In an interview with Untapped New York, Fein ruminates on Queens in the present-day as it became the global epicenter of the COVID-19 pandemic: “Just as technology could not stop, and in fact spread the coronavirus, immigration has remade our still-miscalled outer boroughs as the cosmopolitan center of New York City itself, not Moses’s easement to the suburbs, as “Between Neighborhoods” shows. I hope that “Between Neighborhoods” can at this moment help provoke critical thinking about the contemporary geography of NYC and the central, inner borough (yes inner) place of Queens, especially around the Unisphere, for cross-cultural interventions to preserve the economic and social fabric of this area for the benefit of the entire city.”
Fein has another upcoming art documentary underway, “Small Kitchens,” which, as he explains, “examines kitchen work by intercutting between a Nepali restaurant and a Mexican food cart, between Elmhurst and Jackson Heights.” Visit his website, sevenlocalfilm.com to read more about his Queens-based film company and see the full documentary Between Neighborhoods.

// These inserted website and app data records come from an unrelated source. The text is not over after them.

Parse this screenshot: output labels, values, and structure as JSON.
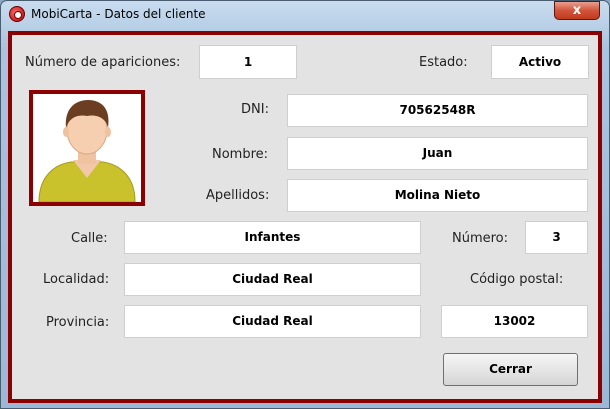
{
  "window": {
    "title": "MobiCarta - Datos del cliente",
    "close_label": "x"
  },
  "form": {
    "apariciones_label": "Número de apariciones:",
    "apariciones_value": "1",
    "estado_label": "Estado:",
    "estado_value": "Activo",
    "dni_label": "DNI:",
    "dni_value": "70562548R",
    "nombre_label": "Nombre:",
    "nombre_value": "Juan",
    "apellidos_label": "Apellidos:",
    "apellidos_value": "Molina Nieto",
    "calle_label": "Calle:",
    "calle_value": "Infantes",
    "numero_label": "Número:",
    "numero_value": "3",
    "localidad_label": "Localidad:",
    "localidad_value": "Ciudad Real",
    "codigo_postal_label": "Código postal:",
    "provincia_label": "Provincia:",
    "provincia_value": "Ciudad Real",
    "codigo_postal_value": "13002"
  },
  "buttons": {
    "cerrar_label": "Cerrar"
  },
  "colors": {
    "frame": "#8b0000",
    "panel": "#e3e3e3",
    "shirt": "#c8c82a"
  },
  "icons": {
    "app": "mobicarta-app-icon",
    "avatar": "user-avatar-icon"
  }
}
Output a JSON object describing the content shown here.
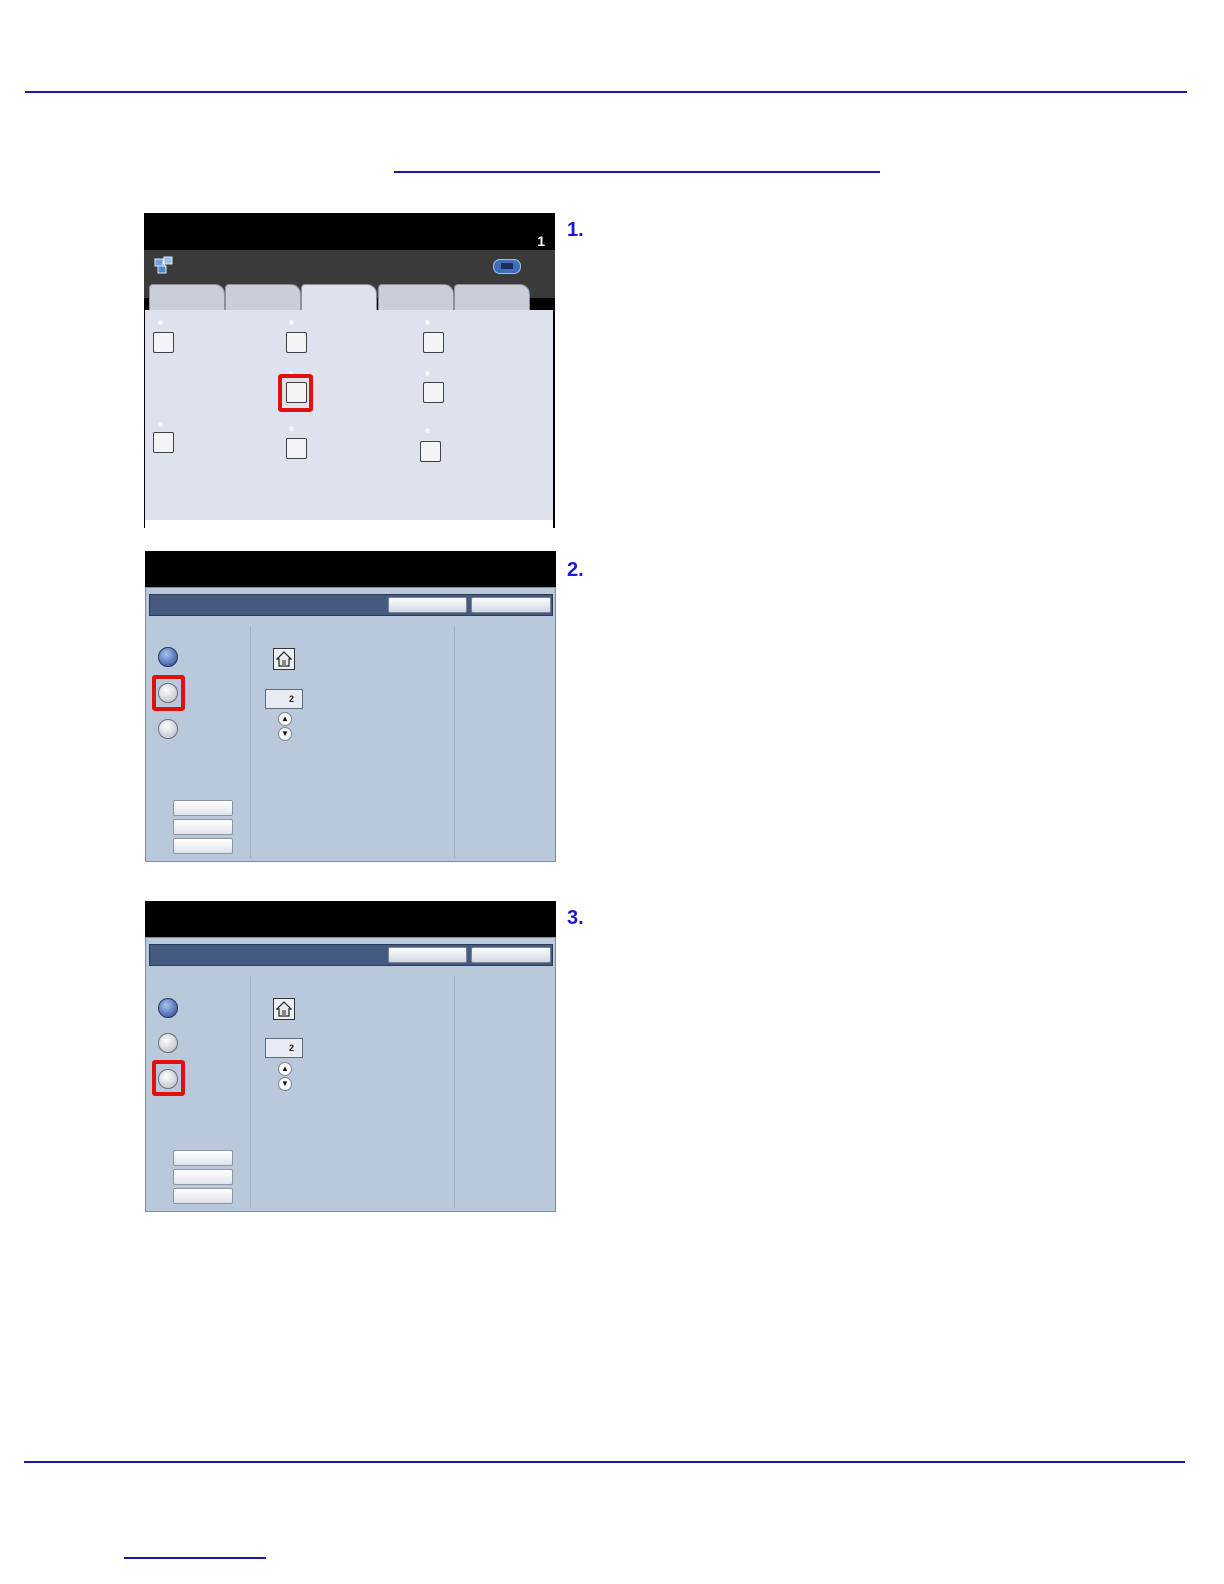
{
  "steps": [
    {
      "number": "1."
    },
    {
      "number": "2."
    },
    {
      "number": "3."
    }
  ],
  "screen1": {
    "counter": "1",
    "icons": {
      "app": "network-app-icon",
      "status": "machine-status-icon"
    }
  },
  "screen2": {
    "quantity_value": "2",
    "spin_up": "▲",
    "spin_down": "▼",
    "icons": {
      "home": "home-icon"
    }
  },
  "screen3": {
    "quantity_value": "2",
    "spin_up": "▲",
    "spin_down": "▼",
    "icons": {
      "home": "home-icon"
    }
  },
  "colors": {
    "rule": "#1a1aa8",
    "highlight": "#e01010",
    "panel": "#b9c8db",
    "step_number": "#1a1ad0"
  }
}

For more on the World’s Fairs, join us for the virtual book launch next week of the novel We Came Here to Shine with author Susie Orman Schnall!